Name: a familiar face / facing the truth
Duration: 30min
Equipment needed: Projector and wall
Space: Outside on a building wall with a light colour


Looking into
a familiar face
are we facing the truth?


We spend our whole life surrounded by cameras. Everyone has one in their pocket, capturing everything from the utterly trivial to life-deciding moments. But what does our relationship with cameras mean? What does the camera show of a person? What does it conceal?
The camera acts both as a shield, a barrier between ourselves
and the person we wish to be portrayed as,
and as a litmus test, that displays us (sometimes painfully) as we are.

We take something very simple: asking the people we know to
look into a camera for two minutes.
It turns out to be not simple at all.
It feels strange, strange as in unfamiliar and foreign.
There is a difference in how a person reacts when being filmed
and their reality, their everyday life.
It feels uncanny – unheimlich (unhomely in German).

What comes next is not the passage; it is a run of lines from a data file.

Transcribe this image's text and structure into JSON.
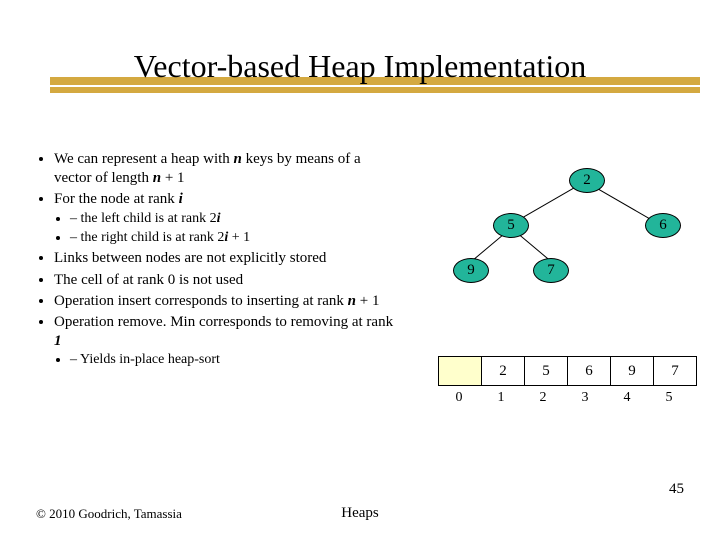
{
  "title": "Vector-based Heap Implementation",
  "bullets": {
    "b1a": "We can represent a heap with ",
    "b1b": " keys by means of a vector of length ",
    "b1c": " + 1",
    "b2a": "For the node at rank ",
    "s1a": "the left child is at rank 2",
    "s2a": "the right child is at rank 2",
    "s2b": " + 1",
    "b3": "Links between nodes are not explicitly stored",
    "b4": "The cell of at rank 0 is not used",
    "b5a": "Operation insert corresponds to inserting at rank ",
    "b5b": " + 1",
    "b6a": "Operation remove. Min corresponds to removing at rank ",
    "sub3": "Yields in-place heap-sort"
  },
  "tree": {
    "n1": "2",
    "n2": "5",
    "n3": "6",
    "n4": "9",
    "n5": "7"
  },
  "array": {
    "a1": "2",
    "a2": "5",
    "a3": "6",
    "a4": "9",
    "a5": "7"
  },
  "idx": {
    "i0": "0",
    "i1": "1",
    "i2": "2",
    "i3": "3",
    "i4": "4",
    "i5": "5"
  },
  "footer": {
    "copy": "© 2010 Goodrich, Tamassia",
    "center": "Heaps",
    "num": "45"
  }
}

How many people can a person know?
People you know well, people you just met, people you have yet to meet.
People close to me can be unfamiliar to you.
People close to me can be unfamiliar to me,
and yet you, who have never met them, see yourself in their faces.
The simple task unites us;
unites me and them and you and them and me and you
in looking.